- Here are the 15 best Eddie Murphy movies available to stream Thursday 7:56 PM
- Ex-InfoWars video editor admits to making up Islamophobic stories Thursday 6:55 PM
- WhatsApp accounts deleted amid Kashmir internet blackout Thursday 6:21 PM
- Guy gets mocked for tattoo of Baby Yoda drinking White Claw Thursday 6:18 PM
- Spotify Wrapped has people asking just how much it knows about us Thursday 5:50 PM
- Instagram account allegedly asked for inappropriate photos of children Thursday 5:16 PM
- How to stream ‘Boys vs. Bears on Thursday Night Football Thursday 4:33 PM
- Woman caught her boyfriend cheating through his Fitbit Thursday 4:29 PM
- The Pete Buttigieg ‘High Hopes’ dance was designed by an intern Thursday 4:17 PM
- TikTok admits to hiding content made by fat, LGBTQ, and disabled users Thursday 3:58 PM
- ‘Merry Happy Whatever’ is an unoriginal sitcom with plenty of holiday cheer Thursday 3:55 PM
- The ‘Pod Save America’ Bros are losing it over Joe Biden’s newest ad Thursday 3:28 PM
- Van Halen had a wholesome response in defense of Billie Eilish Thursday 3:15 PM
- Influencer faces wrath of K-pop fans after her son played with penis-shaped soap Thursday 1:27 PM

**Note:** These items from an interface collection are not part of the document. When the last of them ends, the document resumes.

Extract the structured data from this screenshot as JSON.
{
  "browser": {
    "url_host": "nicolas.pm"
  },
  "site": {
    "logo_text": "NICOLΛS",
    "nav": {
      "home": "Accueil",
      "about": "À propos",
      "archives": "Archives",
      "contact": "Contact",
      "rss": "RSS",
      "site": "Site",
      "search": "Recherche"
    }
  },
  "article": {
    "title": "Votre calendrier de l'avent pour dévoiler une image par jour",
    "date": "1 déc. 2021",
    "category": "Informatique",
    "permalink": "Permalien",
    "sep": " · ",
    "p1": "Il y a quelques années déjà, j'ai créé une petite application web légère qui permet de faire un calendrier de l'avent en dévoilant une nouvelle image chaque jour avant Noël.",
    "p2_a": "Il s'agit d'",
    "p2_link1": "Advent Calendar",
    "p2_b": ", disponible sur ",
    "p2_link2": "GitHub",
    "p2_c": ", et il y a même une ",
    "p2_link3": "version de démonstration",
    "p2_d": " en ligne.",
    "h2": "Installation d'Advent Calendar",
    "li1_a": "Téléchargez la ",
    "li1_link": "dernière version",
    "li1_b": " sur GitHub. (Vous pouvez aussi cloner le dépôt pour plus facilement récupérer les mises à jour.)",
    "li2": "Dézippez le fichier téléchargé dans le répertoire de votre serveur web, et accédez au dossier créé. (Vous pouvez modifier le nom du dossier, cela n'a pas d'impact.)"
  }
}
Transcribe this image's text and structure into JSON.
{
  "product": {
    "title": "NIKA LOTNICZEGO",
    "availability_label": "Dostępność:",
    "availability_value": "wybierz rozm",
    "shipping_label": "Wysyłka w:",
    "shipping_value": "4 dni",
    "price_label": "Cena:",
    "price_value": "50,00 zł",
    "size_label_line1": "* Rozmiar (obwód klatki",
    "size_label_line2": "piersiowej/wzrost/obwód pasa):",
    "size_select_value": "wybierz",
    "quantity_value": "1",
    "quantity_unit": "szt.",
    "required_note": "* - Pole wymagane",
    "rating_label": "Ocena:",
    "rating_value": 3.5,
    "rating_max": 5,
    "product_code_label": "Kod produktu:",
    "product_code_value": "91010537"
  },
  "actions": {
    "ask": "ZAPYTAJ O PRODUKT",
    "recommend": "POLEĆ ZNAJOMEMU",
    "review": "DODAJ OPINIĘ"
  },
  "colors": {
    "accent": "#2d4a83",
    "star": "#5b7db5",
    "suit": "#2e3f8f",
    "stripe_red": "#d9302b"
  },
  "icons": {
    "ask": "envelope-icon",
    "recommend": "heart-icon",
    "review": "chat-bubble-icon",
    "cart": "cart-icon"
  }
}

The British government introduced the new voter-registration system last June, giving people a simple way to register online before the election on May 7. The 11-step form takes about five minutes to complete and only asks for basic information like one’s name, address, and national insurance number (the U.K. equivalent of a U.S. Social Security number). If you don’t know your N.I. number, you can actually write “I don’t know” and your local council will find it for you.
The process makes registering to vote very easy—so easy, in fact, that about 469,000 people waited until the last day, April 20, to complete it. The registration site’s daily statistics graph is a telling reminder of humanity’s proclivity for procrastination.
The last-day registration push was the result of media campaigns and publicity from celebrities including Doctor Who‘s Christopher Eccleston and Queen guitarist Brian May.
The government set up the online registration page in part to encourage young people to register, and the effort appears to have produced results. The page was consistently popular among 25- to 34-year-olds, who made up 152,000 of the people registering on April 20. The second-largest group consisted of people aged 16 to 25, some of whom will not even be old enough to vote in this year’s general election.
Some 7.1 million people have registered online since the site went live last summer. That’s not too shabby for a country where only 29.7 million people voted in the last election.
Photo via Rama/Wikimedia (CC BY-SA 2.0 FR.)
Gavia Baker-Whitelaw is a staff writer at the Daily Dot, covering geek culture and fandom. Specializing in sci-fi movies and superheroes, she also appears as a film and TV critic on BBC radio. Elsewhere, she co-hosts the pop culture podcast Overinvested. Follow her on Twitter: @Hello_Tailor